### Data for review ###
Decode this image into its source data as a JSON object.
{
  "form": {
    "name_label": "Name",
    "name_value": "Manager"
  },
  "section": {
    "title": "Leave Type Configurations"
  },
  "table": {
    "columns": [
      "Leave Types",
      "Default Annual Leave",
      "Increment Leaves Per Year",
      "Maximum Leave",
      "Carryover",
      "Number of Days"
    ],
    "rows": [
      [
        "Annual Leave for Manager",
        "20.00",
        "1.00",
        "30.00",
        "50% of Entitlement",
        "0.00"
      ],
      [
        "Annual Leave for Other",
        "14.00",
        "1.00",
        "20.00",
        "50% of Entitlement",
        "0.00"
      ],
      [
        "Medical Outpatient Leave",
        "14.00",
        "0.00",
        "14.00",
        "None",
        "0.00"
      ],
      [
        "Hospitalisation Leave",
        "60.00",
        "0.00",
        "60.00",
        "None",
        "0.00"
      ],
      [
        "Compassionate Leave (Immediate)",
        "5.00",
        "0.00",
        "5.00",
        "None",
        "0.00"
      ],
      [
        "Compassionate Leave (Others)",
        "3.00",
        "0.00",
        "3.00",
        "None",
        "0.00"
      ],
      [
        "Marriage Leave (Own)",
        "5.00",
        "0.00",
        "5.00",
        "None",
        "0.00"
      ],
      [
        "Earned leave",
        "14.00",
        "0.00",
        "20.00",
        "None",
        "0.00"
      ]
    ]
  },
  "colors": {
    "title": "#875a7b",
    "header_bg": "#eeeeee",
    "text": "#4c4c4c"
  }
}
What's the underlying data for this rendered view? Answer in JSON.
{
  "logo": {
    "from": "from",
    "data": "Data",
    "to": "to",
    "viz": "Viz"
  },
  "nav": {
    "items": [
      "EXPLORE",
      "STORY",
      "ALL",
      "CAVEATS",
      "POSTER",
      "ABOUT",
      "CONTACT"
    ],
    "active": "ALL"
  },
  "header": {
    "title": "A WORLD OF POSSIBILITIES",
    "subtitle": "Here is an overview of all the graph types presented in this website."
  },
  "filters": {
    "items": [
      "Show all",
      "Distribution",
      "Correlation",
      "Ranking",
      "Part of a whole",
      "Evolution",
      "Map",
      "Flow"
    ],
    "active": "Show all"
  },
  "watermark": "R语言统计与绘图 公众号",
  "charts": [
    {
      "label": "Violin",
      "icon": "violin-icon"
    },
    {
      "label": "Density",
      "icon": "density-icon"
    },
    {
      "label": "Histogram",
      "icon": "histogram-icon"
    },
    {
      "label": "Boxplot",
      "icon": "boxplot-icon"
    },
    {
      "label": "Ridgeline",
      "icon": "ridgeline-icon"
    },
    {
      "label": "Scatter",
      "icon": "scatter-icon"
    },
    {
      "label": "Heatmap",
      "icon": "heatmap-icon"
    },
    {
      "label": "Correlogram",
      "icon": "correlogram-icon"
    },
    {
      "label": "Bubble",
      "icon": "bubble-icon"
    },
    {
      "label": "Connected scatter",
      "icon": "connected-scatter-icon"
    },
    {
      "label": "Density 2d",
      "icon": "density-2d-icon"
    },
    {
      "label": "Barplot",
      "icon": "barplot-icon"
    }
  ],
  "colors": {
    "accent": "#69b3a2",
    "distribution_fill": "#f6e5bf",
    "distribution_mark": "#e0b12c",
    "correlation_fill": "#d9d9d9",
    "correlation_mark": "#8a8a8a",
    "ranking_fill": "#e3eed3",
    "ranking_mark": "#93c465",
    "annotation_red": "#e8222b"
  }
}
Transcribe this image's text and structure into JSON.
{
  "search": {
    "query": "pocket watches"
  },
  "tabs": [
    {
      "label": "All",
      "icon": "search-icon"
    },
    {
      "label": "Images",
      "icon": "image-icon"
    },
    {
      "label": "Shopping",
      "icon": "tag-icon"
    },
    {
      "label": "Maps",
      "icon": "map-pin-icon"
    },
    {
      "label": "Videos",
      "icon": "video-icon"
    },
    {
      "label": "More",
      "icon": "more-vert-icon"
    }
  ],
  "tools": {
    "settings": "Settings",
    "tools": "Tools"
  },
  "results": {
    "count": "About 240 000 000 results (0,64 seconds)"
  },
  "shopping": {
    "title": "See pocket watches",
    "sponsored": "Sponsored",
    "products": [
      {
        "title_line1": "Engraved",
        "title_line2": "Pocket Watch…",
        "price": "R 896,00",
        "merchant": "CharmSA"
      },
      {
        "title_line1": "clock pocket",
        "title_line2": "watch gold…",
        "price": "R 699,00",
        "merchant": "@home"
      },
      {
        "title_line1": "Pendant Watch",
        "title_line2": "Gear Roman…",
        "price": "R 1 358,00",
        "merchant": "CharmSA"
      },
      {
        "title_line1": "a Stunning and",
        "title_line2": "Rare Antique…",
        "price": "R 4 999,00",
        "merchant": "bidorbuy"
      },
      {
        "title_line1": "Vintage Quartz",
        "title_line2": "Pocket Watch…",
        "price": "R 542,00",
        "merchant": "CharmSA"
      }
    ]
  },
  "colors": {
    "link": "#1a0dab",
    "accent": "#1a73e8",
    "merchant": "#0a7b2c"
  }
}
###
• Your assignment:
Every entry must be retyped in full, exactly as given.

• Output:
Decode this image into its source data as a JSON object.
{
  "form": {
    "name_label": "Name",
    "name_value": "Manager"
  },
  "section": {
    "title": "Leave Type Configurations"
  },
  "table": {
    "columns": [
      "Leave Types",
      "Default Annual Leave",
      "Increment Leaves Per Year",
      "Maximum Leave",
      "Carryover",
      "Number of Days"
    ],
    "rows": [
      [
        "Annual Leave for Manager",
        "20.00",
        "1.00",
        "30.00",
        "50% of Entitlement",
        "0.00"
      ],
      [
        "Annual Leave for Other",
        "14.00",
        "1.00",
        "20.00",
        "50% of Entitlement",
        "0.00"
      ],
      [
        "Medical Outpatient Leave",
        "14.00",
        "0.00",
        "14.00",
        "None",
        "0.00"
      ],
      [
        "Hospitalisation Leave",
        "60.00",
        "0.00",
        "60.00",
        "None",
        "0.00"
      ],
      [
        "Compassionate Leave (Immediate)",
        "5.00",
        "0.00",
        "5.00",
        "None",
        "0.00"
      ],
      [
        "Compassionate Leave (Others)",
        "3.00",
        "0.00",
        "3.00",
        "None",
        "0.00"
      ],
      [
        "Marriage Leave (Own)",
        "5.00",
        "0.00",
        "5.00",
        "None",
        "0.00"
      ],
      [
        "Earned leave",
        "14.00",
        "0.00",
        "20.00",
        "None",
        "0.00"
      ]
    ]
  },
  "colors": {
    "title": "#875a7b",
    "header_bg": "#eeeeee",
    "text": "#4c4c4c"
  }
}
What's the underlying data for this rendered view? Answer in JSON.
{
  "logo": {
    "from": "from",
    "data": "Data",
    "to": "to",
    "viz": "Viz"
  },
  "nav": {
    "items": [
      "EXPLORE",
      "STORY",
      "ALL",
      "CAVEATS",
      "POSTER",
      "ABOUT",
      "CONTACT"
    ],
    "active": "ALL"
  },
  "header": {
    "title": "A WORLD OF POSSIBILITIES",
    "subtitle": "Here is an overview of all the graph types presented in this website."
  },
  "filters": {
    "items": [
      "Show all",
      "Distribution",
      "Correlation",
      "Ranking",
      "Part of a whole",
      "Evolution",
      "Map",
      "Flow"
    ],
    "active": "Show all"
  },
  "watermark": "R语言统计与绘图 公众号",
  "charts": [
    {
      "label": "Violin",
      "icon": "violin-icon"
    },
    {
      "label": "Density",
      "icon": "density-icon"
    },
    {
      "label": "Histogram",
      "icon": "histogram-icon"
    },
    {
      "label": "Boxplot",
      "icon": "boxplot-icon"
    },
    {
      "label": "Ridgeline",
      "icon": "ridgeline-icon"
    },
    {
      "label": "Scatter",
      "icon": "scatter-icon"
    },
    {
      "label": "Heatmap",
      "icon": "heatmap-icon"
    },
    {
      "label": "Correlogram",
      "icon": "correlogram-icon"
    },
    {
      "label": "Bubble",
      "icon": "bubble-icon"
    },
    {
      "label": "Connected scatter",
      "icon": "connected-scatter-icon"
    },
    {
      "label": "Density 2d",
      "icon": "density-2d-icon"
    },
    {
      "label": "Barplot",
      "icon": "barplot-icon"
    }
  ],
  "colors": {
    "accent": "#69b3a2",
    "distribution_fill": "#f6e5bf",
    "distribution_mark": "#e0b12c",
    "correlation_fill": "#d9d9d9",
    "correlation_mark": "#8a8a8a",
    "ranking_fill": "#e3eed3",
    "ranking_mark": "#93c465",
    "annotation_red": "#e8222b"
  }
}
Transcribe this image's text and structure into JSON.
{
  "search": {
    "query": "pocket watches"
  },
  "tabs": [
    {
      "label": "All",
      "icon": "search-icon"
    },
    {
      "label": "Images",
      "icon": "image-icon"
    },
    {
      "label": "Shopping",
      "icon": "tag-icon"
    },
    {
      "label": "Maps",
      "icon": "map-pin-icon"
    },
    {
      "label": "Videos",
      "icon": "video-icon"
    },
    {
      "label": "More",
      "icon": "more-vert-icon"
    }
  ],
  "tools": {
    "settings": "Settings",
    "tools": "Tools"
  },
  "results": {
    "count": "About 240 000 000 results (0,64 seconds)"
  },
  "shopping": {
    "title": "See pocket watches",
    "sponsored": "Sponsored",
    "products": [
      {
        "title_line1": "Engraved",
        "title_line2": "Pocket Watch…",
        "price": "R 896,00",
        "merchant": "CharmSA"
      },
      {
        "title_line1": "clock pocket",
        "title_line2": "watch gold…",
        "price": "R 699,00",
        "merchant": "@home"
      },
      {
        "title_line1": "Pendant Watch",
        "title_line2": "Gear Roman…",
        "price": "R 1 358,00",
        "merchant": "CharmSA"
      },
      {
        "title_line1": "a Stunning and",
        "title_line2": "Rare Antique…",
        "price": "R 4 999,00",
        "merchant": "bidorbuy"
      },
      {
        "title_line1": "Vintage Quartz",
        "title_line2": "Pocket Watch…",
        "price": "R 542,00",
        "merchant": "CharmSA"
      }
    ]
  },
  "colors": {
    "link": "#1a0dab",
    "accent": "#1a73e8",
    "merchant": "#0a7b2c"
  }
}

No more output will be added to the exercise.